Transparency International revealed on Tuesday that nearly three quarters of the world’s largest defence companies show minimum or no commitment to tackling corruption, wasting this way huge amounts of the nearly US$2 trillion of public money spent only in 2019 on militaries.
Transparency's Defence Companies Index on Anti-Corruption and Corporate Transparency (DCI) showed that only 16 of the 134 companies assessed received a top ‘A’ or ‘B’ ranking, demonstrating a high level of commitment to anti-corruption, 44 got ‘C’ or ‘D’ marks, meaning they showed moderate or limited commitment, while 74 ended up in the ‘E’ and ‘F’ groups described as firms with little or very little commitment.
A TI press release said that “of the 36 companies that scored a ‘C’ or higher, 21 are based in Europe and 13 in North America.”
The report explained that many companies score well on the quality of their internal anti-corruption measures, but “because most companies publish no evidence on how these policies work in practice, it is impossible to know whether they are actually effective.”
Transparency International underlined that the “defence industry is a prime target for corruption because of the vast amount of money involved, with global military expenditure in 2019 estimated at more than US$1.9 trillion, the close links between defence contracts and politics, and the notorious veil of secrecy under which the sector operates.”

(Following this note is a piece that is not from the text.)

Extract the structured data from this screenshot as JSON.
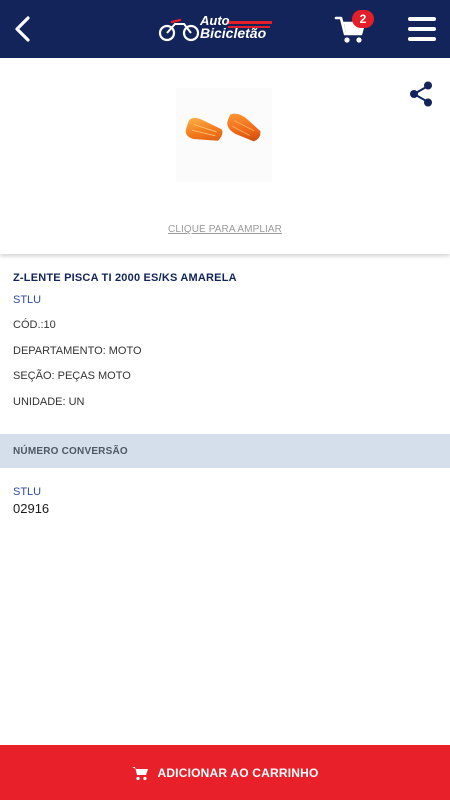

Director of Transparency International’s Defence & Security Programme, Natalie Hogg, said that the results show that the defence sector “remains mired in secrecy with companies often displaying inadequate policies and procedures to safeguard against corruption.”
She warned that much more needs to be done, as nearly three quarters of defence companies failed to reach grade ‘C’.
“Given the well-established link between corruption and conflict, failure to do this will cost lives,” Hogg stressed.
The report also warned that the impact of corruption in the arms trade is particularly serious and that “the value of defence contracts means that huge amounts of public money can be wasted, instead of being spent on essential services.”
Corruption perpetuates conflict and when troops are ill equipped lives are lost while corrupt officials use the ill-gotten money from defence deals to strengthen their personal positions and undermine democracy, TI explained.
Hogg called for greater transparency and disclosure, adding that companies that improve both the quality and transparency of their anti-corruption efforts “will see they are not only helping reduce human suffering but also aid to the promotion of the rule of law, which will benefit companies wishing to do their business in a clean way.”